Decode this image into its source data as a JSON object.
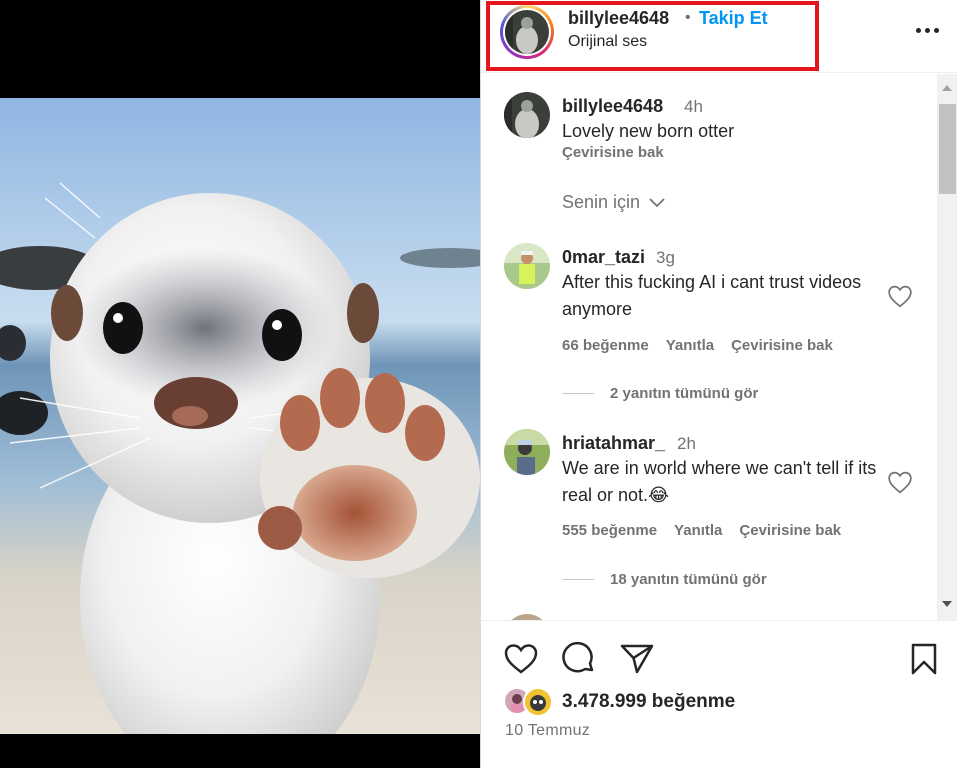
{
  "post": {
    "author": {
      "username": "billylee4648",
      "separator": "•",
      "follow_label": "Takip Et",
      "audio_label": "Orijinal ses"
    },
    "caption": {
      "username": "billylee4648",
      "time": "4h",
      "text": "Lovely new born otter",
      "translate_label": "Çevirisine bak"
    },
    "sort_label": "Senin için",
    "comments": [
      {
        "username": "0mar_tazi",
        "time": "3g",
        "text": "After this fucking AI i cant trust videos anymore",
        "likes": "66 beğenme",
        "reply_label": "Yanıtla",
        "translate_label": "Çevirisine bak",
        "view_replies": "2 yanıtın tümünü gör"
      },
      {
        "username": "hriatahmar_",
        "time": "2h",
        "text": "We are in world where we can't tell if its real or not.😂",
        "likes": "555 beğenme",
        "reply_label": "Yanıtla",
        "translate_label": "Çevirisine bak",
        "view_replies": "18 yanıtın tümünü gör"
      }
    ],
    "likes_count": "3.478.999 beğenme",
    "date": "10 Temmuz"
  },
  "icons": {
    "more": "more-options-icon",
    "like": "heart-icon",
    "comment": "comment-bubble-icon",
    "share": "paper-plane-icon",
    "save": "bookmark-icon",
    "sort": "chevron-down-icon"
  },
  "colors": {
    "link_blue": "#0095f6",
    "highlight_red": "#e3161c",
    "text_primary": "#262626",
    "text_secondary": "#737373"
  }
}
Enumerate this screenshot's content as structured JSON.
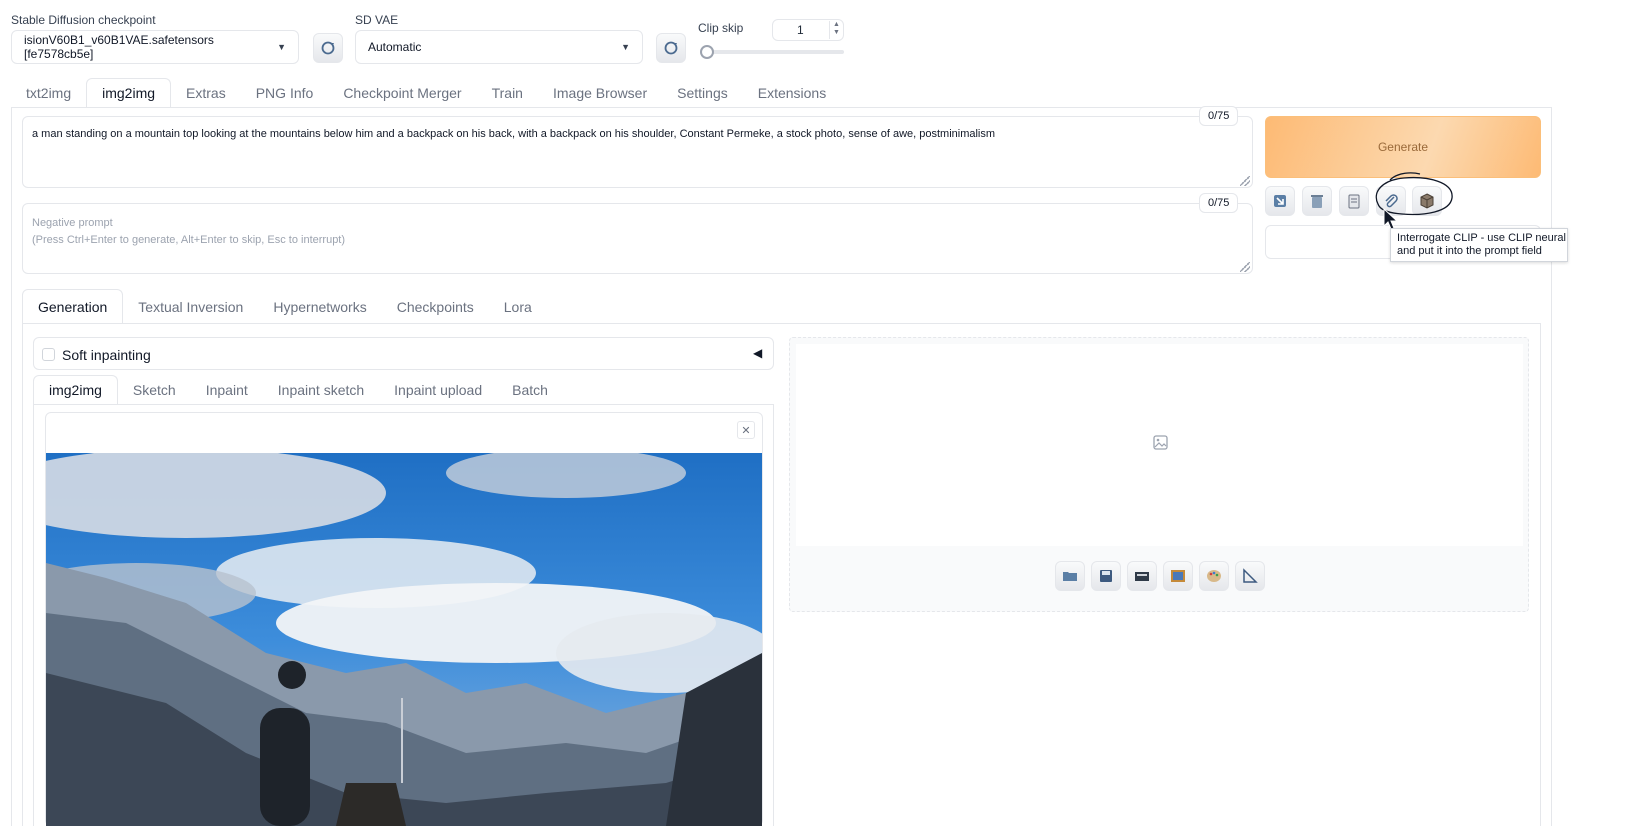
{
  "settings": {
    "checkpoint_label": "Stable Diffusion checkpoint",
    "checkpoint_value": "isionV60B1_v60B1VAE.safetensors [fe7578cb5e]",
    "vae_label": "SD VAE",
    "vae_value": "Automatic",
    "clip_skip_label": "Clip skip",
    "clip_skip_value": "1"
  },
  "main_tabs": [
    {
      "label": "txt2img"
    },
    {
      "label": "img2img"
    },
    {
      "label": "Extras"
    },
    {
      "label": "PNG Info"
    },
    {
      "label": "Checkpoint Merger"
    },
    {
      "label": "Train"
    },
    {
      "label": "Image Browser"
    },
    {
      "label": "Settings"
    },
    {
      "label": "Extensions"
    }
  ],
  "prompt": {
    "text": "a man standing on a mountain top looking at the mountains below him and a backpack on his back, with a backpack on his shoulder, Constant Permeke, a stock photo, sense of awe, postminimalism",
    "token_count": "0/75"
  },
  "negative_prompt": {
    "placeholder_line1": "Negative prompt",
    "placeholder_line2": "(Press Ctrl+Enter to generate, Alt+Enter to skip, Esc to interrupt)",
    "token_count": "0/75"
  },
  "generate_label": "Generate",
  "tooltip": {
    "line1": "Interrogate CLIP - use CLIP neural",
    "line2": "and put it into the prompt field"
  },
  "sub_tabs": [
    {
      "label": "Generation"
    },
    {
      "label": "Textual Inversion"
    },
    {
      "label": "Hypernetworks"
    },
    {
      "label": "Checkpoints"
    },
    {
      "label": "Lora"
    }
  ],
  "soft_inpainting_label": "Soft inpainting",
  "img_tabs": [
    {
      "label": "img2img"
    },
    {
      "label": "Sketch"
    },
    {
      "label": "Inpaint"
    },
    {
      "label": "Inpaint sketch"
    },
    {
      "label": "Inpaint upload"
    },
    {
      "label": "Batch"
    }
  ],
  "colors": {
    "generate": "#fdba74",
    "tooltip_border": "#d1d5db"
  }
}
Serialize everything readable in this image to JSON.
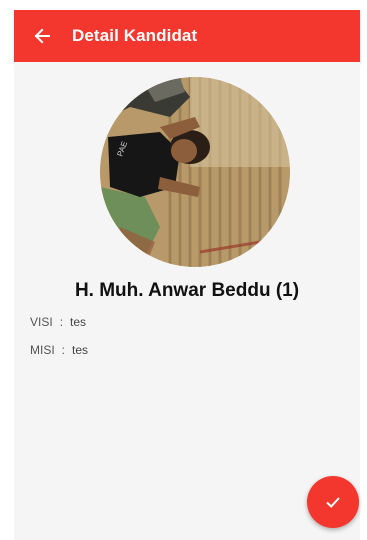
{
  "app_bar": {
    "title": "Detail Kandidat",
    "back_icon": "arrow-left-icon",
    "color": "#f4372e"
  },
  "candidate": {
    "name": "H. Muh. Anwar Beddu (1)",
    "photo": "candidate-photo",
    "visi_label": "VISI",
    "visi_value": "tes",
    "misi_label": "MISI",
    "misi_value": "tes",
    "separator": ":"
  },
  "fab": {
    "icon": "check-icon",
    "color": "#f4372e"
  }
}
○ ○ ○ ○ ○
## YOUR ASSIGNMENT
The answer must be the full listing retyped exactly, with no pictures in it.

## RESPONSE AREA
Decode this image into its source data as a JSON object.
{
  "post": {
    "author": {
      "username": "billylee4648",
      "separator": "•",
      "follow_label": "Takip Et",
      "audio_label": "Orijinal ses"
    },
    "caption": {
      "username": "billylee4648",
      "time": "4h",
      "text": "Lovely new born otter",
      "translate_label": "Çevirisine bak"
    },
    "sort_label": "Senin için",
    "comments": [
      {
        "username": "0mar_tazi",
        "time": "3g",
        "text": "After this fucking AI i cant trust videos anymore",
        "likes": "66 beğenme",
        "reply_label": "Yanıtla",
        "translate_label": "Çevirisine bak",
        "view_replies": "2 yanıtın tümünü gör"
      },
      {
        "username": "hriatahmar_",
        "time": "2h",
        "text": "We are in world where we can't tell if its real or not.😂",
        "likes": "555 beğenme",
        "reply_label": "Yanıtla",
        "translate_label": "Çevirisine bak",
        "view_replies": "18 yanıtın tümünü gör"
      }
    ],
    "likes_count": "3.478.999 beğenme",
    "date": "10 Temmuz"
  },
  "icons": {
    "more": "more-options-icon",
    "like": "heart-icon",
    "comment": "comment-bubble-icon",
    "share": "paper-plane-icon",
    "save": "bookmark-icon",
    "sort": "chevron-down-icon"
  },
  "colors": {
    "link_blue": "#0095f6",
    "highlight_red": "#e3161c",
    "text_primary": "#262626",
    "text_secondary": "#737373"
  }
}
Enumerate this screenshot's content as structured JSON.
{
  "settings": {
    "checkpoint_label": "Stable Diffusion checkpoint",
    "checkpoint_value": "isionV60B1_v60B1VAE.safetensors [fe7578cb5e]",
    "vae_label": "SD VAE",
    "vae_value": "Automatic",
    "clip_skip_label": "Clip skip",
    "clip_skip_value": "1"
  },
  "main_tabs": [
    {
      "label": "txt2img"
    },
    {
      "label": "img2img"
    },
    {
      "label": "Extras"
    },
    {
      "label": "PNG Info"
    },
    {
      "label": "Checkpoint Merger"
    },
    {
      "label": "Train"
    },
    {
      "label": "Image Browser"
    },
    {
      "label": "Settings"
    },
    {
      "label": "Extensions"
    }
  ],
  "prompt": {
    "text": "a man standing on a mountain top looking at the mountains below him and a backpack on his back, with a backpack on his shoulder, Constant Permeke, a stock photo, sense of awe, postminimalism",
    "token_count": "0/75"
  },
  "negative_prompt": {
    "placeholder_line1": "Negative prompt",
    "placeholder_line2": "(Press Ctrl+Enter to generate, Alt+Enter to skip, Esc to interrupt)",
    "token_count": "0/75"
  },
  "generate_label": "Generate",
  "tooltip": {
    "line1": "Interrogate CLIP - use CLIP neural",
    "line2": "and put it into the prompt field"
  },
  "sub_tabs": [
    {
      "label": "Generation"
    },
    {
      "label": "Textual Inversion"
    },
    {
      "label": "Hypernetworks"
    },
    {
      "label": "Checkpoints"
    },
    {
      "label": "Lora"
    }
  ],
  "soft_inpainting_label": "Soft inpainting",
  "img_tabs": [
    {
      "label": "img2img"
    },
    {
      "label": "Sketch"
    },
    {
      "label": "Inpaint"
    },
    {
      "label": "Inpaint sketch"
    },
    {
      "label": "Inpaint upload"
    },
    {
      "label": "Batch"
    }
  ],
  "colors": {
    "generate": "#fdba74",
    "tooltip_border": "#d1d5db"
  }
}
Serialize everything readable in this image to JSON.
{
  "app_bar": {
    "title": "Detail Kandidat",
    "back_icon": "arrow-left-icon",
    "color": "#f4372e"
  },
  "candidate": {
    "name": "H. Muh. Anwar Beddu (1)",
    "photo": "candidate-photo",
    "visi_label": "VISI",
    "visi_value": "tes",
    "misi_label": "MISI",
    "misi_value": "tes",
    "separator": ":"
  },
  "fab": {
    "icon": "check-icon",
    "color": "#f4372e"
  }
}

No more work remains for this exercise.